### [EXERCISE DIRECTIONS]
Whenever "ratio" appears in a line, please copy that line from the data.

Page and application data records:
--- START ---

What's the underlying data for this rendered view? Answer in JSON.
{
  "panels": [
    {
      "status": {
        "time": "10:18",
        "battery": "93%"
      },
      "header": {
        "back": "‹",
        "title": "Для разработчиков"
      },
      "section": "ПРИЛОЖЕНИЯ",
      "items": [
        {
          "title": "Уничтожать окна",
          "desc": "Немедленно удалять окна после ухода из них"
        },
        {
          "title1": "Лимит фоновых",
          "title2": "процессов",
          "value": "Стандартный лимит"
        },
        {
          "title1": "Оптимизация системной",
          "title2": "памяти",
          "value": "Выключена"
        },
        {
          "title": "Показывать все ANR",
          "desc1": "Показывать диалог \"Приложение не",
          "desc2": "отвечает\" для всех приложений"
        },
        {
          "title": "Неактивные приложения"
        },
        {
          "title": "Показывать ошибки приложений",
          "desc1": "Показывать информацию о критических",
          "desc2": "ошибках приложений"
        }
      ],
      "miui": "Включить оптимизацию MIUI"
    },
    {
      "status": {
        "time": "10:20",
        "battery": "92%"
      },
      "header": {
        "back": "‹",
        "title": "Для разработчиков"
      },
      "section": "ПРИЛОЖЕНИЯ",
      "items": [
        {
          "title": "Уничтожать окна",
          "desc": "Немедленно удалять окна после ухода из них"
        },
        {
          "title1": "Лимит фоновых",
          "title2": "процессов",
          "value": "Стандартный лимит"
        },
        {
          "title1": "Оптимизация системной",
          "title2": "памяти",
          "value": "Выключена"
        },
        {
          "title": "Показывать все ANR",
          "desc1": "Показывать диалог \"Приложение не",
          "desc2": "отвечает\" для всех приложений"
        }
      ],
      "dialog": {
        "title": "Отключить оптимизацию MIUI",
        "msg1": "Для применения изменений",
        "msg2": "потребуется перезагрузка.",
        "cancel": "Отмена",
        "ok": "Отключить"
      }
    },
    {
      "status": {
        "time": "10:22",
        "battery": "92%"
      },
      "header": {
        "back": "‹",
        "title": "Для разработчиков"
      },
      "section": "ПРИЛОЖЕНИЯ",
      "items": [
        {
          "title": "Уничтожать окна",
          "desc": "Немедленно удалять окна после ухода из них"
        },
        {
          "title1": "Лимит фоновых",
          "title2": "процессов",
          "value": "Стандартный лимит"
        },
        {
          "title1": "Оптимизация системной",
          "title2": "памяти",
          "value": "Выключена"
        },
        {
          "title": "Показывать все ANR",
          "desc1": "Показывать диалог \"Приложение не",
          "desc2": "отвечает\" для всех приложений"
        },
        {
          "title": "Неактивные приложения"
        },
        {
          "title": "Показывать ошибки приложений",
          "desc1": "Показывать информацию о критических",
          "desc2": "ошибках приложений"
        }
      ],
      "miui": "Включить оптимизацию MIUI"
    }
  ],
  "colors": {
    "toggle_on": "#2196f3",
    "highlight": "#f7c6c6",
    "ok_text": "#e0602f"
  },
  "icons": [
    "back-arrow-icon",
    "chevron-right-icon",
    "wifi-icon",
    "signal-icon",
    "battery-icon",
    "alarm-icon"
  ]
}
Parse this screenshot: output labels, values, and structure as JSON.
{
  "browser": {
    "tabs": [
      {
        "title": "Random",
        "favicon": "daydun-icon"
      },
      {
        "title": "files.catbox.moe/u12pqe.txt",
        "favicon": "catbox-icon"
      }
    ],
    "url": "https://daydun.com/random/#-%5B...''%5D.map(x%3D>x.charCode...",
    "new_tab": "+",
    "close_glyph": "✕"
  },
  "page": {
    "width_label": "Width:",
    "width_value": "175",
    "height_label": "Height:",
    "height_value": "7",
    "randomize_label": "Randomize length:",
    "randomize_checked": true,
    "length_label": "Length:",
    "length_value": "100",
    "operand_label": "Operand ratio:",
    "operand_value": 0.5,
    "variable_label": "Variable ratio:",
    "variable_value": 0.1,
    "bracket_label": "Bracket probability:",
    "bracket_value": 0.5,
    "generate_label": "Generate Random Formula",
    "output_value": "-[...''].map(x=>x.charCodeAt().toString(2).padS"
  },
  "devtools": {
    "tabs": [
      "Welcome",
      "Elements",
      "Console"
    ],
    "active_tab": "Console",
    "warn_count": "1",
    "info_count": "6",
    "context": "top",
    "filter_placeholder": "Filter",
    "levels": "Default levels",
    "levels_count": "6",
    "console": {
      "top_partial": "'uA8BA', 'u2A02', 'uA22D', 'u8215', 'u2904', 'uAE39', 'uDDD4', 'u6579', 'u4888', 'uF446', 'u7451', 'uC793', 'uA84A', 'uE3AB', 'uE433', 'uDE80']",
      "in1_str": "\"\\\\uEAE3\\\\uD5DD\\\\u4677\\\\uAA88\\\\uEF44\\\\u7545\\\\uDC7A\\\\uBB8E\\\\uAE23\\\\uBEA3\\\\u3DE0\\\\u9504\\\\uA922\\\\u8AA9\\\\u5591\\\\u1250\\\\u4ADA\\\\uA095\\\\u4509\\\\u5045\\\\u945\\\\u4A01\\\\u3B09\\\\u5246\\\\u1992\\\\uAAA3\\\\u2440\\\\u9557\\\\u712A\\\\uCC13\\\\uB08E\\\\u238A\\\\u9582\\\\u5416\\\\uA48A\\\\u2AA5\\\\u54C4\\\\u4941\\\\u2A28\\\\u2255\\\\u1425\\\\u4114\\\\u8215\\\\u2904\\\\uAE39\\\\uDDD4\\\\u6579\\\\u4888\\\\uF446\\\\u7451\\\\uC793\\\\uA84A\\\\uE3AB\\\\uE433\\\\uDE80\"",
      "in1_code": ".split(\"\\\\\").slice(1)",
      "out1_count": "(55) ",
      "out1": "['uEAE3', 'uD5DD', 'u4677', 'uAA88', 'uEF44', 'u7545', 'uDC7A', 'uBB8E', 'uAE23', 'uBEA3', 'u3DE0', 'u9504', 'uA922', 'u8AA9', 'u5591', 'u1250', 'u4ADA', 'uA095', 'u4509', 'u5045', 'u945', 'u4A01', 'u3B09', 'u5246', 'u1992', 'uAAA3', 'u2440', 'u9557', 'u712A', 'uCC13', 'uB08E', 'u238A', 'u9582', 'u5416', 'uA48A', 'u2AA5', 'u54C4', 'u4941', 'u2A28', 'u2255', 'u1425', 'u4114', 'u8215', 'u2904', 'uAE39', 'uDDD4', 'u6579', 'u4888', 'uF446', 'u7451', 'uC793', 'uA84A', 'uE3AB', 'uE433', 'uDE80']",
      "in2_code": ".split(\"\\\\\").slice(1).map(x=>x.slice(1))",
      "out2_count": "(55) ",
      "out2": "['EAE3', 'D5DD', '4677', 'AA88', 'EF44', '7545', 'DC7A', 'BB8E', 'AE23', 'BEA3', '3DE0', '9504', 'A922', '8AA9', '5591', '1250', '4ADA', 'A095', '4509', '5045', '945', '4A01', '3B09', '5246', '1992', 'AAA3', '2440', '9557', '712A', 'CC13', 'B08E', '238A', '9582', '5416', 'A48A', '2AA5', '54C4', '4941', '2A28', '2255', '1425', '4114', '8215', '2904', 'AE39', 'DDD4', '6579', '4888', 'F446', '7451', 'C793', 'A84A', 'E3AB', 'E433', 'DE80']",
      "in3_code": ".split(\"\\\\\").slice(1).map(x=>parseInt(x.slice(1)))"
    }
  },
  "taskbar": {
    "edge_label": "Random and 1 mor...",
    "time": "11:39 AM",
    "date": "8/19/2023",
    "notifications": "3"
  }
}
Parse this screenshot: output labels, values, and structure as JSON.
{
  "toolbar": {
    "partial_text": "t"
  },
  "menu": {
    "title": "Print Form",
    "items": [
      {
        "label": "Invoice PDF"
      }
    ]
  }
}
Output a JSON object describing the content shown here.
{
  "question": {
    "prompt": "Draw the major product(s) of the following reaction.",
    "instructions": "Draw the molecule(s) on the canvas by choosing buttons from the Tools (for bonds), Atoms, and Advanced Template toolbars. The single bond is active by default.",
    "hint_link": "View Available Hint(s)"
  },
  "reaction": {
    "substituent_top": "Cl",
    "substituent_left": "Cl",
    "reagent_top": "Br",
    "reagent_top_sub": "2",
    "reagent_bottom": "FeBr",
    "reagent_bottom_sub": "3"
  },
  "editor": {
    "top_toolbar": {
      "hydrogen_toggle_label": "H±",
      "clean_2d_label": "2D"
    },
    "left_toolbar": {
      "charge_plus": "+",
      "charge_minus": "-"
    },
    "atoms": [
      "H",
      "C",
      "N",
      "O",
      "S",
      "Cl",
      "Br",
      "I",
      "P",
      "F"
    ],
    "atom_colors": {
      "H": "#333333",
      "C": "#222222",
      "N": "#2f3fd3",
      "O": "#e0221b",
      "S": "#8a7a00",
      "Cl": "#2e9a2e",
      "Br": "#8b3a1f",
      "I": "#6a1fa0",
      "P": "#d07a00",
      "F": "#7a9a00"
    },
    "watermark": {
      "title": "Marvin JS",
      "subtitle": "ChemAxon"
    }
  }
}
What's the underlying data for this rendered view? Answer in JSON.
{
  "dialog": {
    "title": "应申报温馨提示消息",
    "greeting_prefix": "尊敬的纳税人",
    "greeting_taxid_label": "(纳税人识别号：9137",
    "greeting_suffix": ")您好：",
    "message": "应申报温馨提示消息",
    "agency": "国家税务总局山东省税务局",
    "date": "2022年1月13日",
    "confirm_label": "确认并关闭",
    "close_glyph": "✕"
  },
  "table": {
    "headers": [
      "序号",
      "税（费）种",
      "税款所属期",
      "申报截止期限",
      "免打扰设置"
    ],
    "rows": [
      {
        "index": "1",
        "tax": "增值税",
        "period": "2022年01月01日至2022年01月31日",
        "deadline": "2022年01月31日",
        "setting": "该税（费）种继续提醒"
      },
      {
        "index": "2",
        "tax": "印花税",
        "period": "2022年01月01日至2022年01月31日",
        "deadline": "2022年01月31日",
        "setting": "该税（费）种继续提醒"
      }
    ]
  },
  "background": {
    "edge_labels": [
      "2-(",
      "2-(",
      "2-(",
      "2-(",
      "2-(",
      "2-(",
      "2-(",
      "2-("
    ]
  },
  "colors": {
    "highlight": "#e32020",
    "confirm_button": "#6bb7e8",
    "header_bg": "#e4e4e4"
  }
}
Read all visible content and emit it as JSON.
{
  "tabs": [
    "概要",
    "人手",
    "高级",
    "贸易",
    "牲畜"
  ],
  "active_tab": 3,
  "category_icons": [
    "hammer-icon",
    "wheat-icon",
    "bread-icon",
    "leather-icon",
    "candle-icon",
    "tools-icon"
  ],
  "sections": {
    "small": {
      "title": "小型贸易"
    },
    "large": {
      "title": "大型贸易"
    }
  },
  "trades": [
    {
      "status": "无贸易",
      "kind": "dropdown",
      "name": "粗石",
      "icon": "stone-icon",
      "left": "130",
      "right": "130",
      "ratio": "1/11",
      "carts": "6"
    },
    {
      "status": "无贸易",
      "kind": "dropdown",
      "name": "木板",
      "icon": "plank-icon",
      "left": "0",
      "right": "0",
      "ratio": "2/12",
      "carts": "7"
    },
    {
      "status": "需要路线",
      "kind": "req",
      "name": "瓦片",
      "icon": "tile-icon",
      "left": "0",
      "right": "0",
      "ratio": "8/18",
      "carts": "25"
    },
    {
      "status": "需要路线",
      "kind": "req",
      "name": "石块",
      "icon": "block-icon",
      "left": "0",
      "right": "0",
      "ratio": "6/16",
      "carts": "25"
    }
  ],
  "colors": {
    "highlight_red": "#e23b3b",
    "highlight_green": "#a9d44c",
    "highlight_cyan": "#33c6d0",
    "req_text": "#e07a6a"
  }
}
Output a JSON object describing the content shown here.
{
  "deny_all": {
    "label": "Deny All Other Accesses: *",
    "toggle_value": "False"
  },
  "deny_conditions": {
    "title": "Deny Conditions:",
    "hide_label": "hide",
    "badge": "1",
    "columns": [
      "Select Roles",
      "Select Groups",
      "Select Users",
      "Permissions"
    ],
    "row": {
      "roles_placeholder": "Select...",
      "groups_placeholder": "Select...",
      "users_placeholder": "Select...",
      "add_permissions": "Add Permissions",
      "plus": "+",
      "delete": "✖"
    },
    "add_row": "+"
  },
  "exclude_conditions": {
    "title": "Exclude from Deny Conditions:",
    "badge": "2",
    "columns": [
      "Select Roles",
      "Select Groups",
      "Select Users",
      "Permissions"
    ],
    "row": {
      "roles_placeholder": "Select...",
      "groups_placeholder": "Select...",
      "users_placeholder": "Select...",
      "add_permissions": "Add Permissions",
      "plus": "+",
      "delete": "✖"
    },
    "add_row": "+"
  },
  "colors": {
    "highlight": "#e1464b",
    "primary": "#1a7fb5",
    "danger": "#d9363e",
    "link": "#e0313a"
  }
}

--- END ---

### [OUTPUT FOR THIS TASK]
    "operand_label": "Operand ratio:",
    "variable_label": "Variable ratio:",
      "ratio": "1/11",
      "ratio": "2/12",
      "ratio": "8/18",
      "ratio": "6/16",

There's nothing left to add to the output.